A recent study from scientists at Emory University identified a potential biomarker in the brain that could predict whether a depressed patient would respond better to psychotherapy or antidepressant medication. Using PET scans, lead researcher Dr. Helen Mayberg randomized a group of depressive patients to either 12 weeks of treatment with the SSRI antidepressant Lexapro or to cognitive behavior therapy (CBT), which teaches patients to correct their negative and distorted thinking.
Overall, about 40 percent of the depressed subjects responded to either treatment. But Dr. Mayberg found significant differences in the brains of people who did well with Lexapro compared with CBT, and vice versa.

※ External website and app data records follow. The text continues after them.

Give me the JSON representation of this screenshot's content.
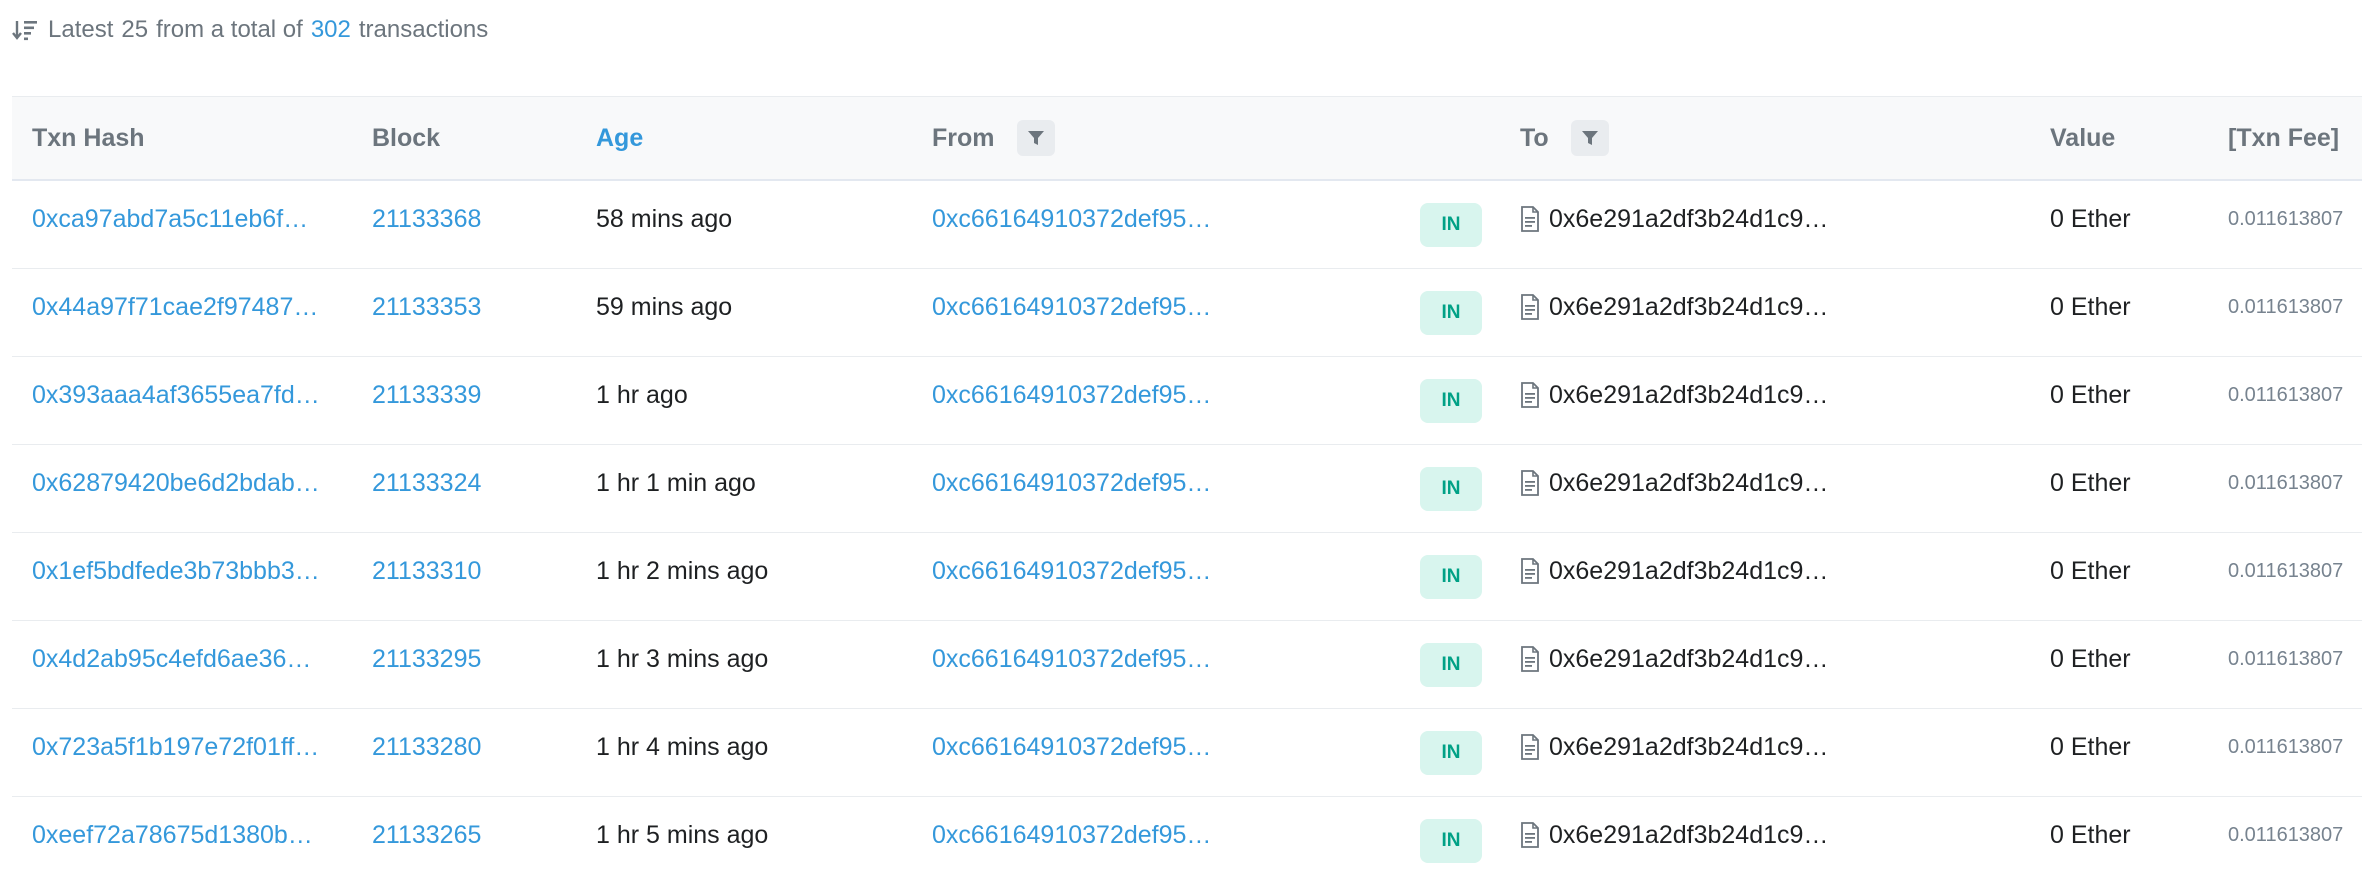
{
  "summary": {
    "prefix": "Latest",
    "count": "25",
    "middle": "from a total of",
    "total": "302",
    "suffix": "transactions",
    "icon": "sort-descending-icon"
  },
  "columns": {
    "txn_hash": "Txn Hash",
    "block": "Block",
    "age": "Age",
    "from": "From",
    "to": "To",
    "value": "Value",
    "txn_fee": "[Txn Fee]"
  },
  "colors": {
    "link": "#3498db",
    "in_badge_bg": "#d8f5ee",
    "in_badge_text": "#00a186",
    "header_bg": "#f8f9fa"
  },
  "rows": [
    {
      "hash": "0xca97abd7a5c11eb6f…",
      "block": "21133368",
      "age": "58 mins ago",
      "from": "0xc66164910372def95…",
      "direction": "IN",
      "to": "0x6e291a2df3b24d1c9…",
      "value": "0 Ether",
      "fee": "0.011613807"
    },
    {
      "hash": "0x44a97f71cae2f97487…",
      "block": "21133353",
      "age": "59 mins ago",
      "from": "0xc66164910372def95…",
      "direction": "IN",
      "to": "0x6e291a2df3b24d1c9…",
      "value": "0 Ether",
      "fee": "0.011613807"
    },
    {
      "hash": "0x393aaa4af3655ea7fd…",
      "block": "21133339",
      "age": "1 hr ago",
      "from": "0xc66164910372def95…",
      "direction": "IN",
      "to": "0x6e291a2df3b24d1c9…",
      "value": "0 Ether",
      "fee": "0.011613807"
    },
    {
      "hash": "0x62879420be6d2bdab…",
      "block": "21133324",
      "age": "1 hr 1 min ago",
      "from": "0xc66164910372def95…",
      "direction": "IN",
      "to": "0x6e291a2df3b24d1c9…",
      "value": "0 Ether",
      "fee": "0.011613807"
    },
    {
      "hash": "0x1ef5bdfede3b73bbb3…",
      "block": "21133310",
      "age": "1 hr 2 mins ago",
      "from": "0xc66164910372def95…",
      "direction": "IN",
      "to": "0x6e291a2df3b24d1c9…",
      "value": "0 Ether",
      "fee": "0.011613807"
    },
    {
      "hash": "0x4d2ab95c4efd6ae36…",
      "block": "21133295",
      "age": "1 hr 3 mins ago",
      "from": "0xc66164910372def95…",
      "direction": "IN",
      "to": "0x6e291a2df3b24d1c9…",
      "value": "0 Ether",
      "fee": "0.011613807"
    },
    {
      "hash": "0x723a5f1b197e72f01ff…",
      "block": "21133280",
      "age": "1 hr 4 mins ago",
      "from": "0xc66164910372def95…",
      "direction": "IN",
      "to": "0x6e291a2df3b24d1c9…",
      "value": "0 Ether",
      "fee": "0.011613807"
    },
    {
      "hash": "0xeef72a78675d1380b…",
      "block": "21133265",
      "age": "1 hr 5 mins ago",
      "from": "0xc66164910372def95…",
      "direction": "IN",
      "to": "0x6e291a2df3b24d1c9…",
      "value": "0 Ether",
      "fee": "0.011613807"
    }
  ]
}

This finding fits with what’s been learned from previous brain imaging studies, which show that antidepressants and psychotherapy share some common effects but also have different effects in distinct brain regions.
These neurobiological differences may have important implications for treatment, because for most forms of depression, there is little evidence to support one form of treatment over another (the exceptions are psychotic depression, which is best treated with a combination of antidepressant and antipsychotic drugs or electroconvulsive therapy, and atypical depression, which may respond best to an older class of antidepressants called monoamine oxidase inhibitors.) One day soon, we may be able to quickly scan a patient with an M.R.I. or PET, check the brain activity “fingerprint” and select an antidepressant or psychotherapy accordingly.
Currently, doctors tend to prescribe antidepressants on a trial-and-error basis, selecting or adding one antidepressant after another when a patient fails to respond to the first treatment. (Interestingly, doctors who first prescribe antidepressants rarely suggest a patient tries psychotherapy, even after multiple failed trials of antidepressant drugs.)
While we don’t have a “magic scan” to test for the best treatment plan for individuals with depression yet, it doesn’t mean you can’t test yourself if you suffer from depression - if your antidepressant isn’t working, you might want to consider therapy, and vice versa. Just make sure to speak with your doctor before making any changes in your treatment plan.